As a college athlete, Chris Webber was a first-team All-American and led the Michigan Wolverines' 1991 incoming freshman class known as the Fab Five. They reached the 1992 and 1993 NCAA Men's Division I Basketball Championship games as freshmen and sophomores.
But his fame was short-lived. He was found directly involved in the 2002 Ed Martin scandal which stripped him of his All-American honors by the NCAA. He was found guilty of lying to a jury in the investigation of a gambling operation run by program booster Ed Martin. Despite the ban, Webber attended the NCAA Men's Division I Basketball Championship game between Michigan and Louisville in order to show his support for the Michigan men's basketball team in its quest for a National Championship.

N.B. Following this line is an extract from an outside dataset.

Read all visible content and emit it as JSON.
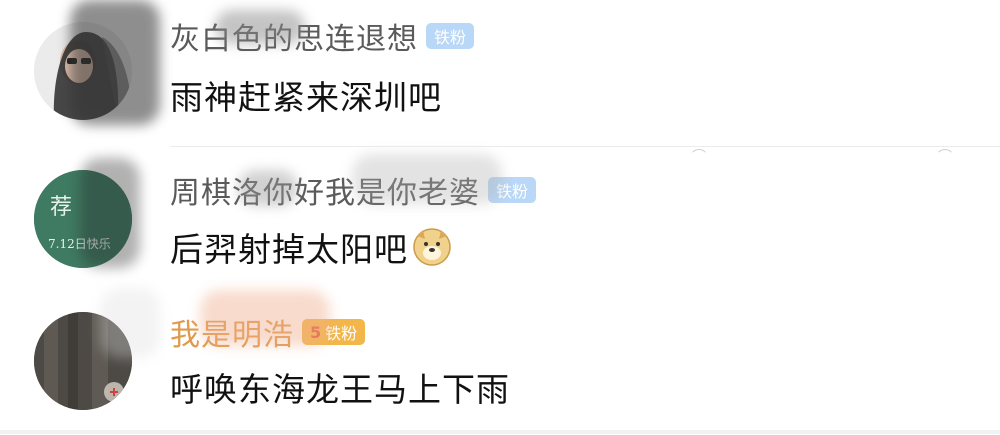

Chris Webber was drafted to NBA in 1993 where he became the only person apart from Magic Johnson to be selected by the Orlando Magic as the first pick overall draft pick as a sophomore. He was immediately traded to the Golden State Warriors where he made an impressive rookie entry with an average of 17.5 points and 9.1 rebounds per game making him the winner of the NBA Rookie of the Year Award. But due to his beef with the coach Don Nelson, he used his one-year escape clause in his contract in order to be sent to the Washington Bullets(now Washington Wizards). Due to this, he was referred to as a “cry baby” by many critics.
As a true warrior that Chris Webber is, he was able to play great games and patch things up with coach Don Nelson winning back his reputation as a good guy. Webber was named to his first All-Star team in 1997. Despite his good performance on-court, Chris stirred much drama off court damaging his good reputation again. In 1998, the Wizards traded Webber to the Sacramento Kings for his problematic behavior off-court.